Electric Circuits

Purpose:

Students will build and observe series and parallel circuits.

Materials:

2 D cells, 3 flashlight bulbs and holders, 7 pieces of wire, 15-25 cm, 2 pieces
of wire, 30-40 cm

Procedure

1. Ask students what an electrical circuit is and share ideas.

2. Distribute the materials to each group.

3. Have them build a circuit.

4. Discuss what conditions were needed to light the bulb.

5. Ask what changes could be made to get the same results.

6. Have students draw a schematic and explain how the electricity flows through
the circuit and electricity is transferred in the light bulb to light.

7. Ask the students what a model is. If they don’t explain that their diagrams
are models, point that out.

8. Ask them if they could use their model to predict how they would need to
wire a circuit so that it would transfer electricity to two bulbs.

9. Have students try their ideas.
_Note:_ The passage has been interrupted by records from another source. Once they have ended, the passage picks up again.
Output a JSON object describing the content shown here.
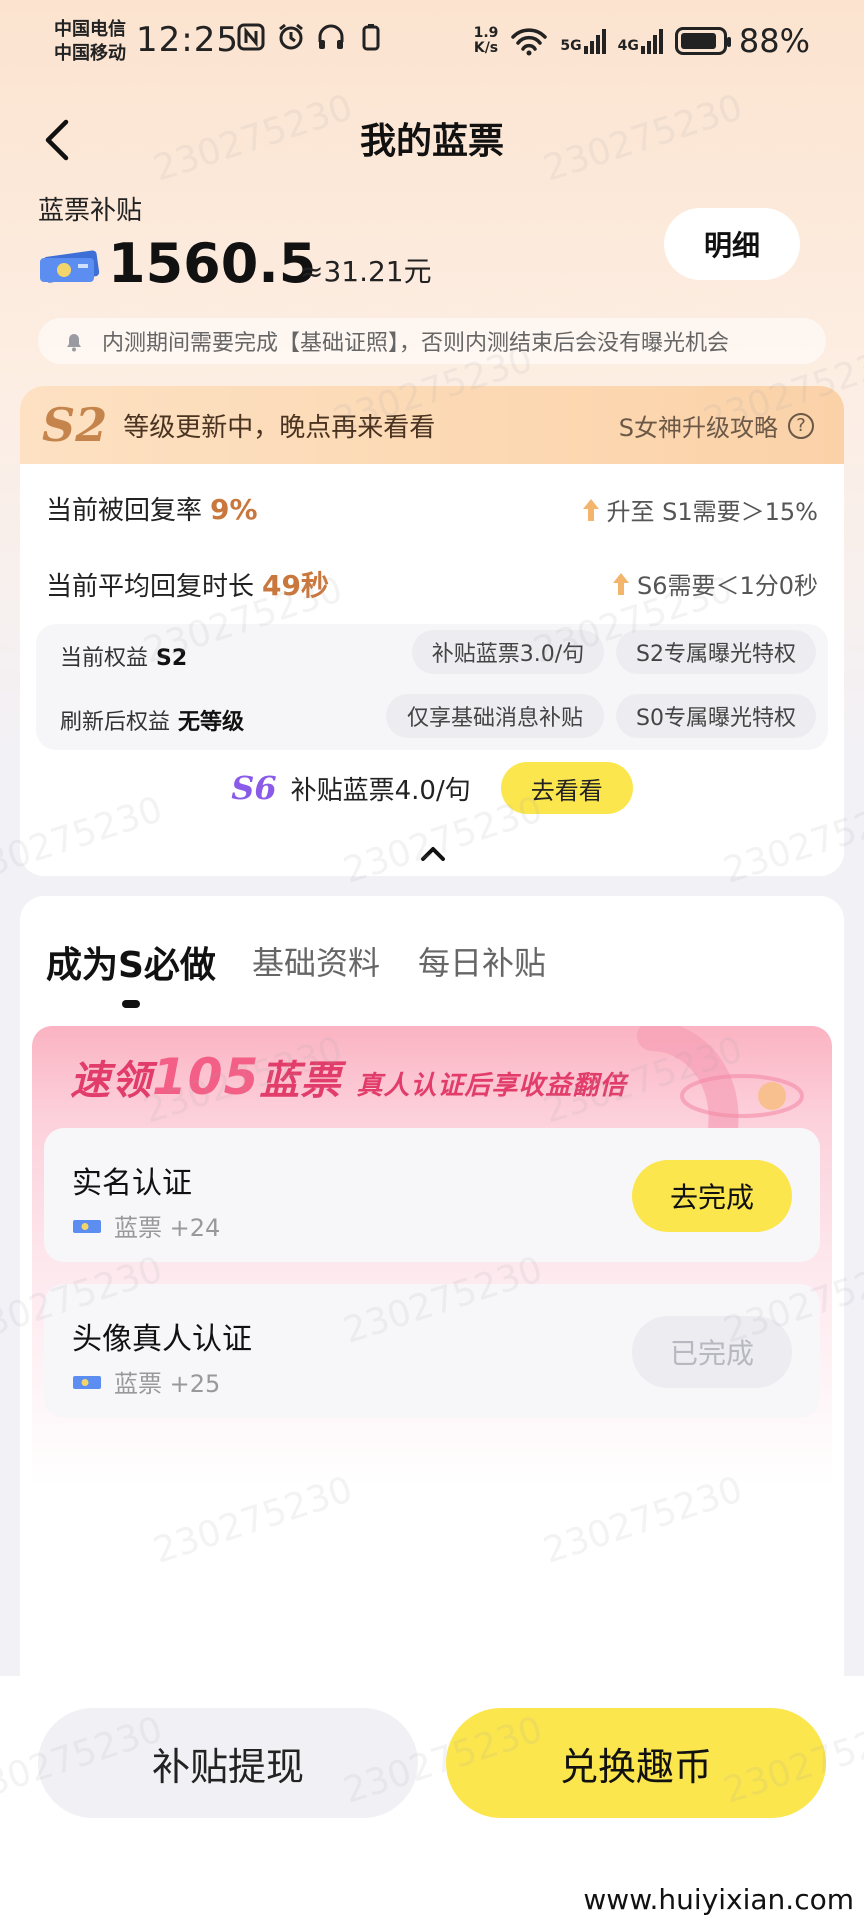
{
  "status_bar": {
    "carrier_1": "中国电信",
    "carrier_2": "中国移动",
    "time": "12:25",
    "net_speed_value": "1.9",
    "net_speed_unit": "K/s",
    "sig1": "5G",
    "sig2": "4G",
    "battery": "88%"
  },
  "header": {
    "title": "我的蓝票"
  },
  "balance": {
    "label": "蓝票补贴",
    "amount": "1560.5",
    "approx": "≈31.21元",
    "detail_button": "明细"
  },
  "notice": "内测期间需要完成【基础证照】，否则内测结束后会没有曝光机会",
  "level": {
    "badge": "S2",
    "message": "等级更新中，晚点再来看看",
    "guide": "S女神升级攻略",
    "reply_rate_label": "当前被回复率",
    "reply_rate_value": "9%",
    "reply_rate_target": "升至 S1需要＞15%",
    "reply_time_label": "当前平均回复时长",
    "reply_time_value": "49秒",
    "reply_time_target": "S6需要＜1分0秒",
    "current_rights_label": "当前权益",
    "current_rights_level": "S2",
    "current_chip_1": "补贴蓝票3.0/句",
    "current_chip_2": "S2专属曝光特权",
    "refresh_rights_label": "刷新后权益",
    "refresh_rights_level": "无等级",
    "refresh_chip_1": "仅享基础消息补贴",
    "refresh_chip_2": "S0专属曝光特权",
    "next_badge": "S6",
    "next_text": "补贴蓝票4.0/句",
    "go_look": "去看看"
  },
  "tabs": [
    {
      "label": "成为S必做"
    },
    {
      "label": "基础资料"
    },
    {
      "label": "每日补贴"
    }
  ],
  "promo": {
    "prefix": "速领",
    "number": "105",
    "unit": "蓝票",
    "subtitle": "真人认证后享收益翻倍"
  },
  "tasks": [
    {
      "title": "实名认证",
      "reward": "蓝票 +24",
      "button": "去完成"
    },
    {
      "title": "头像真人认证",
      "reward": "蓝票 +25",
      "button": "已完成"
    }
  ],
  "bottom": {
    "withdraw": "补贴提现",
    "exchange": "兑换趣币"
  },
  "watermark": "230275230",
  "site": "www.huiyixian.com",
  "colors": {
    "accent_yellow": "#fbe64e",
    "level_orange": "#c9773c",
    "promo_pink": "#e23d6a",
    "s6_purple": "#8a5ae8"
  }
}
If no one has drawn a circuit with bulbs in
series and parallel, you may want to introduce a diagram of each, or wait till
later.

10. Have groups build their circuits and others drawn.

11. Ask them to explain the flow of electricity and predict using their models
what will happen when one of the bulbs is removed. Have students remove a bulb
and record the results.

12. If students have not built both parallel and series circuits have them do
so and use their models to predict what will happen when a bulb is removed.
Have them test their predictions and record results.

13. Compare the brightness of the bulbs in the two circuits. Record observations
use the model to explain their observations.

14. Have all groups share their results and create a class model to explain
all circuits.

15. Ask how they would use models in real life.

16. Ask how they can use the information they learned about electric circuits.